    So, I know that models have been predicting stronger storms at end of month. But, any thoughts as to weather from January 24-29?

    • Ran

      …did you read today’s forecast?

      • Steve Noufer

        Yes. But was unclear as to forecast fro January 24-29 in transition period from what happens for next week and big storms at end of month.

        • Ran

          Copy and paste:
          “What I am seeing, however, is that both the GFS and ECMWF ensembles are very consistent showing this pattern of generally weak systems continuing for the next week, then they start a major transition of ejecting east coast trough and building heights in the central North Pacific. This allows a trough to form in the interior west for the last few days of January into early February. Now, this is very far out, but the models have been consistent and the teleconnections support this idea. I would not be surprised if we transition to an active pattern with stronger storms around the end of the month.”

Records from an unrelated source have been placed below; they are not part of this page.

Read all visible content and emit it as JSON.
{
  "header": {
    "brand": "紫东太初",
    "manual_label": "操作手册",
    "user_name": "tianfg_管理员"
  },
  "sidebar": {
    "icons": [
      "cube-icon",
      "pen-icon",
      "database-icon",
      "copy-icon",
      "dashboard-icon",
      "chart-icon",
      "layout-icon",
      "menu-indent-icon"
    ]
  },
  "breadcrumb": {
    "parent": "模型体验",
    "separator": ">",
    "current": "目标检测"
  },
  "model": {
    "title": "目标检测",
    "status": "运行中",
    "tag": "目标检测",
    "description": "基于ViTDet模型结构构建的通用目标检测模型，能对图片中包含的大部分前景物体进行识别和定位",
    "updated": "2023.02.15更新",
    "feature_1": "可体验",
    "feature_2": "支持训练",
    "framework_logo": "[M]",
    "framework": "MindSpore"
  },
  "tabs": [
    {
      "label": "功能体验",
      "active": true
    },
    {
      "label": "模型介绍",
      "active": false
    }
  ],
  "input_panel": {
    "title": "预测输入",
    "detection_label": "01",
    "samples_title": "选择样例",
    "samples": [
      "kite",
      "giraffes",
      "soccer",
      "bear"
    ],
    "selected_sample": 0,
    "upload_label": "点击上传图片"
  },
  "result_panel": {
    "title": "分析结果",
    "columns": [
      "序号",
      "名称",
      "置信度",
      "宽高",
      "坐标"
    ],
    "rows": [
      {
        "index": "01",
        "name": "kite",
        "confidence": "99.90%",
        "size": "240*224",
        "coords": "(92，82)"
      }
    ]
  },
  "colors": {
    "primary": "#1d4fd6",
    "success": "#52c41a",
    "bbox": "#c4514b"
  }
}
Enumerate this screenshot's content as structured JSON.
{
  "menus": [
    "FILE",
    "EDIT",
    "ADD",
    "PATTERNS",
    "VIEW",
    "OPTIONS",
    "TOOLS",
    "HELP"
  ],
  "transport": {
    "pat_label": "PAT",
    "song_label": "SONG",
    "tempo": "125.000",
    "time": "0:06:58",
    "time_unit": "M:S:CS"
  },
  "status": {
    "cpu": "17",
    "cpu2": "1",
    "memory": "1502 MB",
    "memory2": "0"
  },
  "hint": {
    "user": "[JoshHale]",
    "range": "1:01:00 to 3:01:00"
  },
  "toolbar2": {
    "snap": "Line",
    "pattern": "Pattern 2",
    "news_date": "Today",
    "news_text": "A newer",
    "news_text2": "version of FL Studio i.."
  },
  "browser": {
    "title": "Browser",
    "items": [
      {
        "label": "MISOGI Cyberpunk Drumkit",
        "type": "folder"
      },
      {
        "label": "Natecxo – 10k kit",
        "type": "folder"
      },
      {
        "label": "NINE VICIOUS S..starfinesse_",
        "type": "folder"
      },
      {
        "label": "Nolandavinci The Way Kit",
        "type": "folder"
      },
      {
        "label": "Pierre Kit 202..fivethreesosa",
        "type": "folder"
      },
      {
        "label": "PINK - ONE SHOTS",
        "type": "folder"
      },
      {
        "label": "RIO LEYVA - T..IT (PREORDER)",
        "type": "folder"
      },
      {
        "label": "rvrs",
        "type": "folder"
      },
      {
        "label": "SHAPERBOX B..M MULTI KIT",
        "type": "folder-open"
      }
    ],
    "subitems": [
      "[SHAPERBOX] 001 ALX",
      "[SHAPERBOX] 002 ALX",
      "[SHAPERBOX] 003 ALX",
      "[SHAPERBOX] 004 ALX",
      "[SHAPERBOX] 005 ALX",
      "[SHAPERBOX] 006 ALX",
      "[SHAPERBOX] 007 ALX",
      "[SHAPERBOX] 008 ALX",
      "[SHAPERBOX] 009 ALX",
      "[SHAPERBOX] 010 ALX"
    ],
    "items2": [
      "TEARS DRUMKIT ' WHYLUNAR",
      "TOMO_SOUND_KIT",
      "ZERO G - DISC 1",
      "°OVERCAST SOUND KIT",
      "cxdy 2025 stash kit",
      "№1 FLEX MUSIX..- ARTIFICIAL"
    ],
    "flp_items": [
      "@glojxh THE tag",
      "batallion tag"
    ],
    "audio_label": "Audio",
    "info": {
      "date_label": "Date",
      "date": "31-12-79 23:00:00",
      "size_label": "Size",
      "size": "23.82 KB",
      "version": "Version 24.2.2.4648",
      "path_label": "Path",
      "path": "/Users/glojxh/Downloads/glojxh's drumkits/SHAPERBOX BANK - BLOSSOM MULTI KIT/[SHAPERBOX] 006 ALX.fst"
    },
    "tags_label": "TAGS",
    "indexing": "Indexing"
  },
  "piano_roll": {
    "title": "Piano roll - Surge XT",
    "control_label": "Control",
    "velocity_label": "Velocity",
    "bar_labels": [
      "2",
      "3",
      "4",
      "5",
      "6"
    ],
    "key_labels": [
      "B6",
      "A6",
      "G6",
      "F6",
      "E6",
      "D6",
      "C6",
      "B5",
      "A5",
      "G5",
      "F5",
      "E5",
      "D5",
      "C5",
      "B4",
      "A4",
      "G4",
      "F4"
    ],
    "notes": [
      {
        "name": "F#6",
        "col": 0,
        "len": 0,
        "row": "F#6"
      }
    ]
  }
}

  • RjtlA

    Also, any chance maybe once a week you could run the year to year comparison chart? Seems we were only about equal to last year the last time I saw one. Given the weak January last year hopefully we are well north of last year by now.
    Thanks, really love this site!

  • Faceplant

    Which model drives the CPC? 10 days ago, the CPC had us getting snow this weekend where everyone else had us dry for like 20 days. BTW – If “MLK-ing” the storms gets us 30+” in 4 days….. I’ll take it!!!!!